Oracle maintains two important pointers that you should be aware of.
- One points to the tail of the log and
- the other points to the head of the log.
As changes are made to a database, new redo log entries are always placed at the head of the log. The Log Writer process
, on the other hand, always looks at the tail of the log.
The Log Writer's job is to continually check the tail of the log to see if there are any new redo log records, and then to write those records to the redo log files as quickly as possible. The following SlideShow illustrates this process:
Timely protection of application data requires use of the log writer process to propagate primary database modifications to one or more standby databases.
This is achieved using the LGWR attribute of the LOG_ARCHIVE_DEST_n initialization parameters.
Choosing the LGWR attribute indicates that the log writer process (LGWR) will concurrently create the archived redo logs
as the online redo log is populated. Depending on the configuration, this may require the log writer process to also transmit redo log files to remote archival destinations.
Choosing the ARCH attribute indicates that the (ARCn) archiver process will create archived redo logs on the primary database and also transmit redo logs for archival at specified destinations. This is the default setting. The LGWR and ARCH attributes are mutually exclusive. Therefore, you cannot specify the two attributes for the same destination.
The LGWR attribute

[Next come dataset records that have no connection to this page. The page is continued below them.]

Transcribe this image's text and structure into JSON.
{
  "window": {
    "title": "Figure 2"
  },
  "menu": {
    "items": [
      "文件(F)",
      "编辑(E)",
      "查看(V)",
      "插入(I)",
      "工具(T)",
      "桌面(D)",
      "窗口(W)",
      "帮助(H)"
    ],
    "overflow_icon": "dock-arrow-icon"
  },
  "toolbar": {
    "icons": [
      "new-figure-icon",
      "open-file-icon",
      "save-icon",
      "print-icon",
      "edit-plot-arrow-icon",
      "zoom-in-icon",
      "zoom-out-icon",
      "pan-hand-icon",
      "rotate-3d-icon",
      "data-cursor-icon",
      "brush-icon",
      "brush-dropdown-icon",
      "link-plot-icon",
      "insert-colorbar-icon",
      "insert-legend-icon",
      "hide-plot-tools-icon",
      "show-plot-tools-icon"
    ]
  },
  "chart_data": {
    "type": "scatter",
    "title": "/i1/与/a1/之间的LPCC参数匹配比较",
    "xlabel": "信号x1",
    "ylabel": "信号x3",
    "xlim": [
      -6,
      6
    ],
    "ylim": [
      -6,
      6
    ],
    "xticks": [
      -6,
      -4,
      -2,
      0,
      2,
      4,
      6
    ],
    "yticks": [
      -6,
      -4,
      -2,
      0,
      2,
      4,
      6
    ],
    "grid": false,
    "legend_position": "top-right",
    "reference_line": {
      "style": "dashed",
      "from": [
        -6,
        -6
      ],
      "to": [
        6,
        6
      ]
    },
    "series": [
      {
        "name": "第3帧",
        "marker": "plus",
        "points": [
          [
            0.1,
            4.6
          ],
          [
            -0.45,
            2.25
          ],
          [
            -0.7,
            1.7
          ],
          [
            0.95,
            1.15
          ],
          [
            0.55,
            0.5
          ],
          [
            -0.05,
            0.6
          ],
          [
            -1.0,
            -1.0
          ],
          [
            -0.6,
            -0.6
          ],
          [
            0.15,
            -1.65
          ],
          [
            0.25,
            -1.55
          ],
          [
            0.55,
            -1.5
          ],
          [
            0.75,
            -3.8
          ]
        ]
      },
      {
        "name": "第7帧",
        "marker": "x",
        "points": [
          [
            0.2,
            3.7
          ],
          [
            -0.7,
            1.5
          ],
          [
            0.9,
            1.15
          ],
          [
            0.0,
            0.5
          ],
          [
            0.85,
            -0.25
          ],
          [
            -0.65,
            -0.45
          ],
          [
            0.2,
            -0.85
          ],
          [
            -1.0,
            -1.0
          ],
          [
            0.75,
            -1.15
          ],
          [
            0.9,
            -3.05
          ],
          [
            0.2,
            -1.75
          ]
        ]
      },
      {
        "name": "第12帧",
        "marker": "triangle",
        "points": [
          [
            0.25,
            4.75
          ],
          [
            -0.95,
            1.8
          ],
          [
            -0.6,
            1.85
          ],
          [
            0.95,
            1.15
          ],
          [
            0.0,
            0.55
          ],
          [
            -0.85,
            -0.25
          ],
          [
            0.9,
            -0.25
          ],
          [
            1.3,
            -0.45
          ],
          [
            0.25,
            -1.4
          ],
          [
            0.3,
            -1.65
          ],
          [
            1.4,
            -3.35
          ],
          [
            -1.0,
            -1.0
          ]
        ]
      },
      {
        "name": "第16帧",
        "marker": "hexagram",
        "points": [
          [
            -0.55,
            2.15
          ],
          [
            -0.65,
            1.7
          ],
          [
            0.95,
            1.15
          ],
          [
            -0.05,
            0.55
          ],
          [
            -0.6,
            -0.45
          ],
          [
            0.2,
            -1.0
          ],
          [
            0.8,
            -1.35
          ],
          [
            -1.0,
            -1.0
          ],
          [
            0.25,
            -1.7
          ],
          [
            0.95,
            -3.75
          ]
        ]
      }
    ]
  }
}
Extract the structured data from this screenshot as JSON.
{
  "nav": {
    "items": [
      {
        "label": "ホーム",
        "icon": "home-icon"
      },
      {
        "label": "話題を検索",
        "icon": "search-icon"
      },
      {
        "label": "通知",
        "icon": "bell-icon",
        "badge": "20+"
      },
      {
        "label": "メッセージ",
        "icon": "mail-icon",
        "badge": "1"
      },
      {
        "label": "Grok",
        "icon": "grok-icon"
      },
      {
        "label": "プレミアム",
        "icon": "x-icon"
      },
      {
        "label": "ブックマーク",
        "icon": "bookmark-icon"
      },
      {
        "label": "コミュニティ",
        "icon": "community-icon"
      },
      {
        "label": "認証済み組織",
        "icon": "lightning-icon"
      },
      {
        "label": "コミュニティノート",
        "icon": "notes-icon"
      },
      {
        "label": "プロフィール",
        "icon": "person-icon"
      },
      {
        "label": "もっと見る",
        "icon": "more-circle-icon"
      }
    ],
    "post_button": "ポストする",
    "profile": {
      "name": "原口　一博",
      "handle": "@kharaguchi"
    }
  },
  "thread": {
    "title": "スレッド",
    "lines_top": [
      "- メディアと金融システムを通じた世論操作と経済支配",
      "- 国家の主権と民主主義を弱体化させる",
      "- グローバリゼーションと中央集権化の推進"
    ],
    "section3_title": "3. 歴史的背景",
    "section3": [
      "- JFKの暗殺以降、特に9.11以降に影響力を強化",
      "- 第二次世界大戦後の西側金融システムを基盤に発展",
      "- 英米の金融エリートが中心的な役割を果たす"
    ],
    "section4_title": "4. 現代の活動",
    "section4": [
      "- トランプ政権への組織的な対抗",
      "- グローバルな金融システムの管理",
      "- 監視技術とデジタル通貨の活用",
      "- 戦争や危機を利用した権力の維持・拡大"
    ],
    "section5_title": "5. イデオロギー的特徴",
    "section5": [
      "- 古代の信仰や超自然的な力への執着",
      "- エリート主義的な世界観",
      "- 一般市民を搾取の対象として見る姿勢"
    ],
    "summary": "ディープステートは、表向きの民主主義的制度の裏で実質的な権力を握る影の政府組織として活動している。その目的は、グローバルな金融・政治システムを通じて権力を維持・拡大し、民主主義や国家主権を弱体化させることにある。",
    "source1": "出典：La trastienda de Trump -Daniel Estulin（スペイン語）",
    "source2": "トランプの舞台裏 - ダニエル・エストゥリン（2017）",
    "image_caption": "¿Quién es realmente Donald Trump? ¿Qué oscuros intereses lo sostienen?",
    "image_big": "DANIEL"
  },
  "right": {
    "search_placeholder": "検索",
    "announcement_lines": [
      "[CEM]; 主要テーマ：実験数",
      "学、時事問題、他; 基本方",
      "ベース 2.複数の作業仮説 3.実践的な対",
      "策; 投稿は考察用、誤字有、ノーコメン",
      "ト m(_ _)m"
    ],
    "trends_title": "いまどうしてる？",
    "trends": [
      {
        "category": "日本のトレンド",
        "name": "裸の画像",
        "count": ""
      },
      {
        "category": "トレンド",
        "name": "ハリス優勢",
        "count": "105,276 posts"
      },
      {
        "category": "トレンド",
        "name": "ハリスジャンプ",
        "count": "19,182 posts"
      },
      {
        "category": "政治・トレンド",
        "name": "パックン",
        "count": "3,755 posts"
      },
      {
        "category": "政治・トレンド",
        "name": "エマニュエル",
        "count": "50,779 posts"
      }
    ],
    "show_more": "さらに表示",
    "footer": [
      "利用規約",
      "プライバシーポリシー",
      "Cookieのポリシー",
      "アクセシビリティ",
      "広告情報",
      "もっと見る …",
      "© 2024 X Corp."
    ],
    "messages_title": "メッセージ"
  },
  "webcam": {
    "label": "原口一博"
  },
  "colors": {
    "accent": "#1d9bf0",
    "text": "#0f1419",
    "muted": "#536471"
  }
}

can be specified for individual destinations and this allows you to specify that the log writer process writes to redo logs and archives for some destinations while the archiver process archives redo logs to other destinations.